DATASET:
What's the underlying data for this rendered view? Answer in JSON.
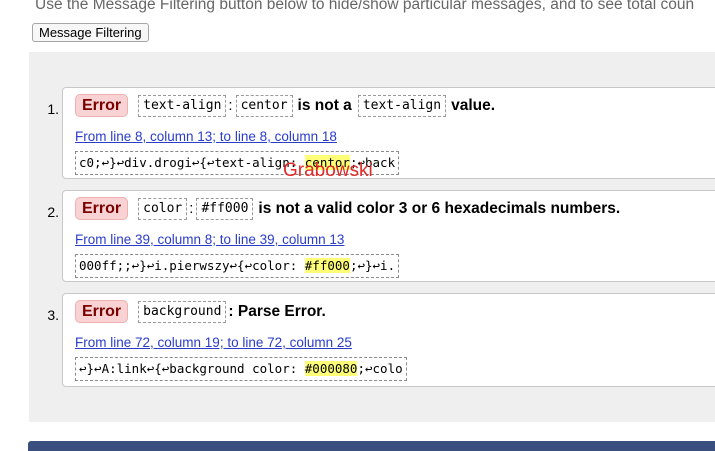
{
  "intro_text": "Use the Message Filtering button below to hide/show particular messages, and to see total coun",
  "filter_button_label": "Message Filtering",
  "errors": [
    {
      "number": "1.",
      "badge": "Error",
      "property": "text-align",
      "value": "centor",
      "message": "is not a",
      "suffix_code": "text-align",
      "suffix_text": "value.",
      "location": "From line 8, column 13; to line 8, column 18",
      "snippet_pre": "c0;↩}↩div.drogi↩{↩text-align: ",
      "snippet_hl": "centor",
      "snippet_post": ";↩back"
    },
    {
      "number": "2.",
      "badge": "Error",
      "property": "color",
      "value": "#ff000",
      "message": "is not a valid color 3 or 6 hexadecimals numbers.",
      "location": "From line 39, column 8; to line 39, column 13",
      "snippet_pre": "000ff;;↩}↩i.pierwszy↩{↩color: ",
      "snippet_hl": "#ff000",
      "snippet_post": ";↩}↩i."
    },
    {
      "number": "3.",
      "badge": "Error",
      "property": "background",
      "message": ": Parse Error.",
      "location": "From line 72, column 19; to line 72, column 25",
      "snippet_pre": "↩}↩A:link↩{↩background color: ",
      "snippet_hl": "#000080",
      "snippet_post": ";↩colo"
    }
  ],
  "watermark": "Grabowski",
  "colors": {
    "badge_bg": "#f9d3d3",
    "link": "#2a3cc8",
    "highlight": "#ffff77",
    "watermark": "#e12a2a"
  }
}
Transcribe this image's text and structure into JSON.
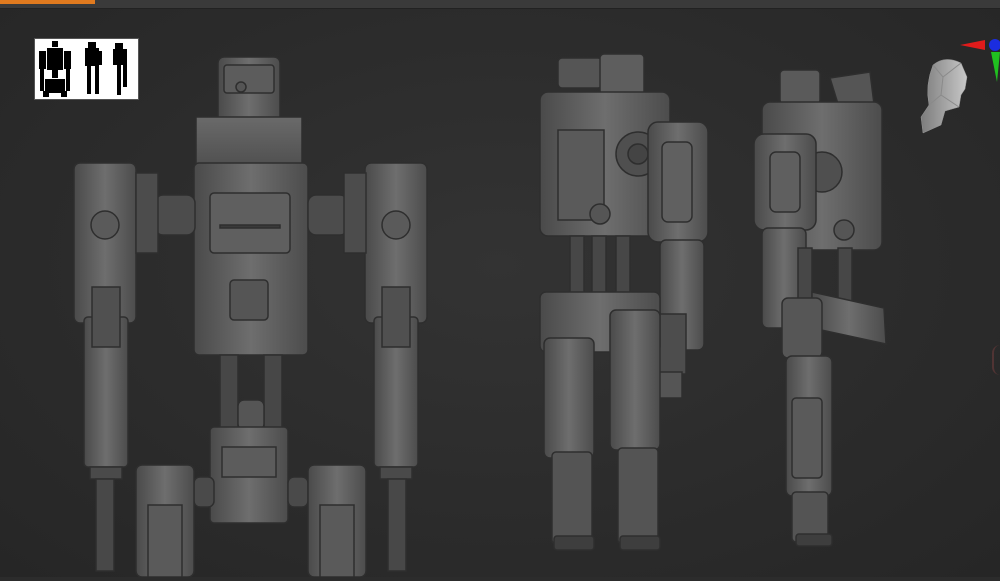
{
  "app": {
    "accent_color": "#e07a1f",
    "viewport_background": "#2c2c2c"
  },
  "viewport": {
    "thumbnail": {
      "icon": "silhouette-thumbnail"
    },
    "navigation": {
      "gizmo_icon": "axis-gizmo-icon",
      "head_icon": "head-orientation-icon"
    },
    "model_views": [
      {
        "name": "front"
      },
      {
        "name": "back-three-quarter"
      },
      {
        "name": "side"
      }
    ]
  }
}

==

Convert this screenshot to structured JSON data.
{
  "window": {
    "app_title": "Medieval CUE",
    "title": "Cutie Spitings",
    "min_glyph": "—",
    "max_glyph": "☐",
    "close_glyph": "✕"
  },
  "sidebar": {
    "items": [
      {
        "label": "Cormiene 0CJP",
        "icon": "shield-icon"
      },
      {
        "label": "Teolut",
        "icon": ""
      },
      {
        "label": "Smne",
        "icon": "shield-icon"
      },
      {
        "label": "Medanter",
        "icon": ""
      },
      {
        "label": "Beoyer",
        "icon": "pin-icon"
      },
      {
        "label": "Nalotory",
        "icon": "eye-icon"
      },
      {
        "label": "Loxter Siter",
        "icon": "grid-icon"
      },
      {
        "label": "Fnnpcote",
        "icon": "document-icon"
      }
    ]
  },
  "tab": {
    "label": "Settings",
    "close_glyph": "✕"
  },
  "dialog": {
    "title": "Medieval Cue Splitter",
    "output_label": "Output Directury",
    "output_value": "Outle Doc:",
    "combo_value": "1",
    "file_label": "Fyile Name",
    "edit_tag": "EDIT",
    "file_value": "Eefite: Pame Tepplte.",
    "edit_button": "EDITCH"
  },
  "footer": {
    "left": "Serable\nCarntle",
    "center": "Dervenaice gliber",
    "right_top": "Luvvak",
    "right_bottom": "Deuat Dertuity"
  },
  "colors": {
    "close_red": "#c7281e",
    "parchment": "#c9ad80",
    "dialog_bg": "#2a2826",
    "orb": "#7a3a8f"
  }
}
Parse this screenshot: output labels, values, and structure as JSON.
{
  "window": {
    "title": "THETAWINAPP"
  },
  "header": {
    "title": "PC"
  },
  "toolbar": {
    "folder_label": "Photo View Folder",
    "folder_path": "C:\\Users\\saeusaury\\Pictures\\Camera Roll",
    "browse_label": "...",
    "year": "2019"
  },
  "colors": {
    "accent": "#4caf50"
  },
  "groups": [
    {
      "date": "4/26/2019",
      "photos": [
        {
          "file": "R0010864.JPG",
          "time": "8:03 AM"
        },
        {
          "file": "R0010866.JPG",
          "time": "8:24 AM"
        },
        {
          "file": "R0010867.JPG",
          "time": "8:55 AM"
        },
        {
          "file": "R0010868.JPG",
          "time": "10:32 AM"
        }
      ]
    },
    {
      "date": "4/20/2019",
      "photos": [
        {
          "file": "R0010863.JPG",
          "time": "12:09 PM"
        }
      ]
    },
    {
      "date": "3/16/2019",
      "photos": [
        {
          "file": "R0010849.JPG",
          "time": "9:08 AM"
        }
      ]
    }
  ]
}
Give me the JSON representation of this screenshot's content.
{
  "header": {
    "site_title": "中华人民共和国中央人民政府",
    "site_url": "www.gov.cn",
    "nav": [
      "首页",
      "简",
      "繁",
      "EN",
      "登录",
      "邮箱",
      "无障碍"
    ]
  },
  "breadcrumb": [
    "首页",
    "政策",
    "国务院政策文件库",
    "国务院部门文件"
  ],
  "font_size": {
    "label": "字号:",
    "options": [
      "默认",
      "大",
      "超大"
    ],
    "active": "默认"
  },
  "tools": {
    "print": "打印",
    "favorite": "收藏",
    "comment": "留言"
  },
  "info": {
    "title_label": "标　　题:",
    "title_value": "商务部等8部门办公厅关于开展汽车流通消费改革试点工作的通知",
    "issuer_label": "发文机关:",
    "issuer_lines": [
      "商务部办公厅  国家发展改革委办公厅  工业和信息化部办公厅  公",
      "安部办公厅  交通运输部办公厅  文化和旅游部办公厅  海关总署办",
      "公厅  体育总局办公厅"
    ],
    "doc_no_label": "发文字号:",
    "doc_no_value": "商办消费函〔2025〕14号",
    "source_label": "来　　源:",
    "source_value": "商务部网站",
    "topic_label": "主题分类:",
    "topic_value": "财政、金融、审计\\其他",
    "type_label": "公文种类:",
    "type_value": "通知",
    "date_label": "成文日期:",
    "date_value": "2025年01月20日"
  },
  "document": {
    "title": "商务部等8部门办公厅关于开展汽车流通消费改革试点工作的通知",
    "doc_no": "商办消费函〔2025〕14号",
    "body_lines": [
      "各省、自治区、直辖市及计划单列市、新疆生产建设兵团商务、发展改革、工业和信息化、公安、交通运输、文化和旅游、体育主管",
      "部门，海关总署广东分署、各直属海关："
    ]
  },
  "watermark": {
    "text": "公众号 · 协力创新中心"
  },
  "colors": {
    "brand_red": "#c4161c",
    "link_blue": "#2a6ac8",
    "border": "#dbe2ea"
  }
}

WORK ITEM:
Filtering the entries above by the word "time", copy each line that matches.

EXPECTED ANSWER:
          "time": "8:03 AM"
          "time": "8:24 AM"
          "time": "8:55 AM"
          "time": "10:32 AM"
          "time": "12:09 PM"
          "time": "9:08 AM"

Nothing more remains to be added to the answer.